It's hard to measure the neutrons, though, because neutrons don't interact well with electrons. However, taking advantage of some quantum mechanical rules, scientists were able to use an electron beam to measure the thickness of the skin of neutrons in the lead-208 nucleus more accurately then before. The details are fantastically complicated — it's experimental quantum mechanics, after all — but what they found is that the neutron skin around the lead nucleus is 0.283 ± 0.071 femtometers. A femtometer is one-quadrillionth of a meter, or if you prefer a trillionth of a millimeter.
That means the neutron skin around the nucleus is 0.283 trillionths of a millimeter thick, or, written out, 0.000000000000283 millimeters. That's a thin skin.
Note the uncertainty (±.071) is about 25% of the thickness, which is large, but far better than previous attempts. The important fact here is that this new measurement is significantly larger than previous ones (which put it closer to 0.15 femtometers).
OK, so neutrons in a lead nucleus form a thicker skin than thought. So what?
Neutron stars are the remains of superdense cores of massive stars after the outer layers explode in a supernova. While that gas blasts away at high speed, the core of the star collapses. The detailed physics is again complicated, but protons and electrons (and antineutrinos, if you want to try this at home and need the list of ingredients) smash together to become neutrons. What's left is a sphere of fiercely dense neutronium, a fluid made of neutrons that has a density of over 100 million tons per cubic centimeter. That's like taking a gigantic pile made of all the automobiles in the United States and crushing it down to the size of a single six-sided die.
So yeah. Dense.
Neutron stars are made of neutrons, and can in a sense be thought of as gigantic atomic nuclei. That's where the new numbers come in. If neutrons behave differently than thought before it means neutron stars do too. The new work uses the equations governing how neutrons behave to show that neutron stars are bigger than thought before. While it was thought they might be from 20 – 24 kilometers wide — roughly the size of a decent city — they may actually be more like 26 – 29 km wide — roughly the size of, well, a slightly larger city.
That difference may seem small, but it has implications.

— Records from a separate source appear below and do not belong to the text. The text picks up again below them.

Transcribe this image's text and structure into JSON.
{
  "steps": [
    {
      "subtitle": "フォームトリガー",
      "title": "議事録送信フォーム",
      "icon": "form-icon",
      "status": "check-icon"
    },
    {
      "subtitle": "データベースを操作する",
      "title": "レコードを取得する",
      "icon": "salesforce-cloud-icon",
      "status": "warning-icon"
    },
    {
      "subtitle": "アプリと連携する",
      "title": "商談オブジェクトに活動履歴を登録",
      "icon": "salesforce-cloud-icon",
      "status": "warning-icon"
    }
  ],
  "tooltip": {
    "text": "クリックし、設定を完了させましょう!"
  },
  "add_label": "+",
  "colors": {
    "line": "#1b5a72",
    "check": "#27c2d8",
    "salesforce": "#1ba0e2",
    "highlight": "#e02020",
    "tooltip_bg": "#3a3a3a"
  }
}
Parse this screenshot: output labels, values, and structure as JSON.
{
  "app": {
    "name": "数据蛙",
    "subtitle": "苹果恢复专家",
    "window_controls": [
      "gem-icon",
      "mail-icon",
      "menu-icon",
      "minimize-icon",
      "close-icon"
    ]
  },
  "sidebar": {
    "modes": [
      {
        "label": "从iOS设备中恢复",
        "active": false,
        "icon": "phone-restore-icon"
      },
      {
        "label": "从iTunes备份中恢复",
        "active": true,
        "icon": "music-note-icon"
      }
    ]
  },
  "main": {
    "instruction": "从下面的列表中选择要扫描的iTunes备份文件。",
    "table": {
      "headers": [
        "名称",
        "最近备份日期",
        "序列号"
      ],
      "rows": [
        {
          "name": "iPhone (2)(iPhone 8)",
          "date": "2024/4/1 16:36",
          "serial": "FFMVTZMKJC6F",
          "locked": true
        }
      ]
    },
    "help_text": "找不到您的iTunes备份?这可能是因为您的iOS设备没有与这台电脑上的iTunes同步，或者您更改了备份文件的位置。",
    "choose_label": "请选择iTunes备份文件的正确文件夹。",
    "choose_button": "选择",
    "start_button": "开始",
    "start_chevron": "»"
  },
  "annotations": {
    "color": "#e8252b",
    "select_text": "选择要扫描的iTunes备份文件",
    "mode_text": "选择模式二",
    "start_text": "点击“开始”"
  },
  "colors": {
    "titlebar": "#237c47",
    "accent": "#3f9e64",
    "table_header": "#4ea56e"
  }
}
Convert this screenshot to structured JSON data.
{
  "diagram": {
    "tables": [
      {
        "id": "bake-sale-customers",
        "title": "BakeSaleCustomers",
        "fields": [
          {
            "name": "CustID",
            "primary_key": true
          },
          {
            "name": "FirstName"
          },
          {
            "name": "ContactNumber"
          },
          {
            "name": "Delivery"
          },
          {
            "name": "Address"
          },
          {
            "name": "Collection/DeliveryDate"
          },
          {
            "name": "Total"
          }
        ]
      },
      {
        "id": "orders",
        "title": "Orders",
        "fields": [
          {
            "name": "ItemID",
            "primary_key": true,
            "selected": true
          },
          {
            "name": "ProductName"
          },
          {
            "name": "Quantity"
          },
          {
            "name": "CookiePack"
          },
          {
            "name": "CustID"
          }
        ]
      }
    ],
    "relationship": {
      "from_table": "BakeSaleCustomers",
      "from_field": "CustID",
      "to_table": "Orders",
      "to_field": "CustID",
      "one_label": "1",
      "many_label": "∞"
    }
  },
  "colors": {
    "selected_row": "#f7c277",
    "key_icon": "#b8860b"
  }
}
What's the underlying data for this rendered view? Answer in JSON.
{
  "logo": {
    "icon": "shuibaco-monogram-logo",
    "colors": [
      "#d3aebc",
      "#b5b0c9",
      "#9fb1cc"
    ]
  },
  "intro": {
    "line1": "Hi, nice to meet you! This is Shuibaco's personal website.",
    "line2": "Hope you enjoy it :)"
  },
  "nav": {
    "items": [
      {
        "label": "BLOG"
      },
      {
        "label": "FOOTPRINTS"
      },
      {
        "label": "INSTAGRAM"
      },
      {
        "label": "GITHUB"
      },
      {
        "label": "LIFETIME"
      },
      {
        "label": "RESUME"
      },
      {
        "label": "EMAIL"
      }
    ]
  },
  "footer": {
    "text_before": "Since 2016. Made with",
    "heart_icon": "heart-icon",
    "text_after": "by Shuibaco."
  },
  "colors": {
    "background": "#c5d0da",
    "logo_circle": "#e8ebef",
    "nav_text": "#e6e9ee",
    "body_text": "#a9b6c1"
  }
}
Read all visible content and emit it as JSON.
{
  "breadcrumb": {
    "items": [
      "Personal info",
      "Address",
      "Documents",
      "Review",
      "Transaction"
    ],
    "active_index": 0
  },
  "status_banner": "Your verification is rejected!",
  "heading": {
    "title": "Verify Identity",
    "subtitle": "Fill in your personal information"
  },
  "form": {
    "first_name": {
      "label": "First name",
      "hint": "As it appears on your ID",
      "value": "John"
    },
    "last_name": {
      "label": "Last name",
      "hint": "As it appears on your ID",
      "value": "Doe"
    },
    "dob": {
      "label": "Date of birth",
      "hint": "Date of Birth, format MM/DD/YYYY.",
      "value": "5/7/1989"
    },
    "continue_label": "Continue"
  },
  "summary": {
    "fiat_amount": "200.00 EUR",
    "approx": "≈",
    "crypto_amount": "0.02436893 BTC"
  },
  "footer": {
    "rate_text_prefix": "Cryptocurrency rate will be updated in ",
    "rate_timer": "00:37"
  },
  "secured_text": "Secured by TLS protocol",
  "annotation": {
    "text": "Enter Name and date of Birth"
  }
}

Neutron stars have powerful magnetic fields and can spin rapidly. We call these pulsars, and they can emit vast amounts of energy, enough to be detected across intergalactic distances, for example, and to heat up the expanding debris of a supernova, speeding it up.
Another kind of neutron star is called a magnetar, where the magnetic field is far stronger, like a quadrillion times the strength of Earth's. These can sometimes have absolutely staggeringly huge eruptions; in 2004 one such explosion from a magnetar half the galaxy away from us swept over our planet and physically affected our atmosphere.
Also, colliding neutron stars may make a large amount of elements in the Universe, like strontium, plutonium, and even platinum, silver, and gold.
So how neutron stars behave is rather important to astronomy. They can affect entire galaxies, and certainly our civilizations here on Earth.
They are 40 quintillion — 40 million trillion — times bigger than a single lead nucleus, yet what we've learned about neutrons from that nucleus profoundly affects what we know about neutron stars on a scale nearly unimaginably larger.